The nice little piece on Philadelphia’s contemporary art scene in the Times T Style Magazine’s Winter Travel edition yesterday is, on the whole, well done.
Basekamp, Space 1026, Zoe Strauss, Black Floor, the Fabric Workshop, Cerealarts — they’re all mentioned.
And the overall culture — and relative lack of pretentiousness — that's covered too.
Philadelphia is not the new Chelsea — or the new Williamsburg or the new Lower East Side for that matter. And it probably doesn't want to be.Holy shit. Thank you. It's about time somebody said that.
The city provides a glimpse of what Baker calls "a community of generosity." This generosity affects the work. Pym says he's seeing "more smart, globally aware, unprovincial work each year" — and it can easily rub off on the viewer. For artist and visitor alike, Philadelphia offers a respite from overheated scenes, unwelcoming galleries and the economy of the latest thing.Respite indeed.
Yet selling contemporary art to the local population remains an uphill battle, which is a good thing for the out-of-town collector. There's more inventory than in a market like New York. Those with the money to collect here often gravitate toward traditional landscapes and portraits; those with a taste for the contemporary usually can’t afford to buy. "The thing we lack is the hipster with disposable income," Baker says.We'll go ahead and blame that on the godawful city wage tax. (And our penchant for alcohol.)
But the real kicker here? That Jessica Pressler is still writing smart articles about Philadelphia for the New York Times even when she’s not credited for it.

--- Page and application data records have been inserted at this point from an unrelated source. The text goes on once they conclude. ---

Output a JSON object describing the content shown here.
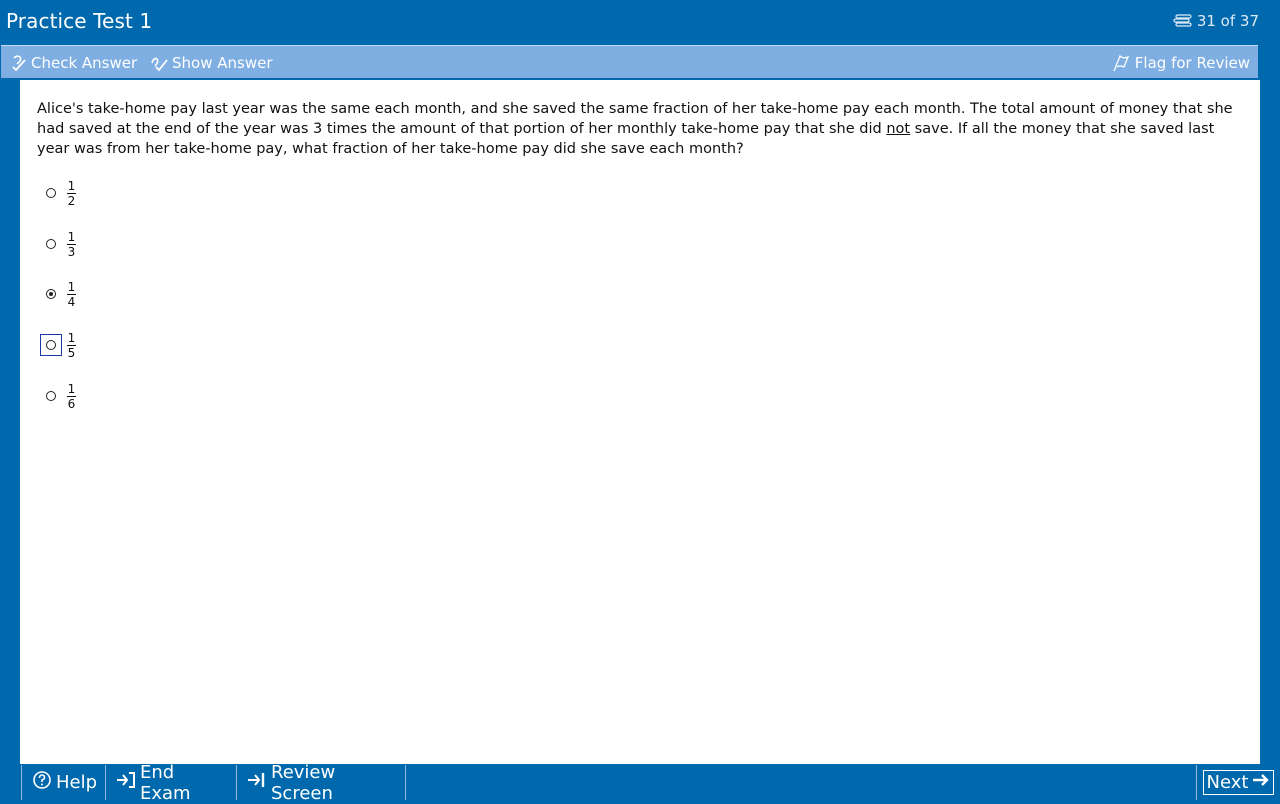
{
  "window": {
    "title": "Practice Test 1",
    "question_counter": "31 of 37"
  },
  "toolbar": {
    "check_answer": "Check Answer",
    "show_answer": "Show Answer",
    "flag_for_review": "Flag for Review"
  },
  "question": {
    "text_before": "Alice's take-home pay last year was the same each month, and she saved the same fraction of her take-home pay each month.  The total amount of money that she had saved at the end of the year was 3 times the amount of that portion of her monthly take-home pay that she did ",
    "underlined": "not",
    "text_after": " save.  If all the money that she saved last year was from her take-home pay, what fraction of her take-home pay did she save each month?"
  },
  "choices": [
    {
      "numerator": "1",
      "denominator": "2",
      "selected": false
    },
    {
      "numerator": "1",
      "denominator": "3",
      "selected": false
    },
    {
      "numerator": "1",
      "denominator": "4",
      "selected": true
    },
    {
      "numerator": "1",
      "denominator": "5",
      "selected": false
    },
    {
      "numerator": "1",
      "denominator": "6",
      "selected": false
    }
  ],
  "bottom": {
    "help": "Help",
    "end_exam": "End Exam",
    "review_screen": "Review Screen",
    "next": "Next"
  },
  "colors": {
    "frame_blue": "#0069ad",
    "toolbar_blue": "#7eaee2",
    "content_bg": "#ffffff"
  }
}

How an emerging creative class is transforming Philadelphia into a major arts destination [New York Times]
How cheap real estate, creative minds and a scrappy attitude are turning Philadelphia into a happening art town [Philadelphia Magazine]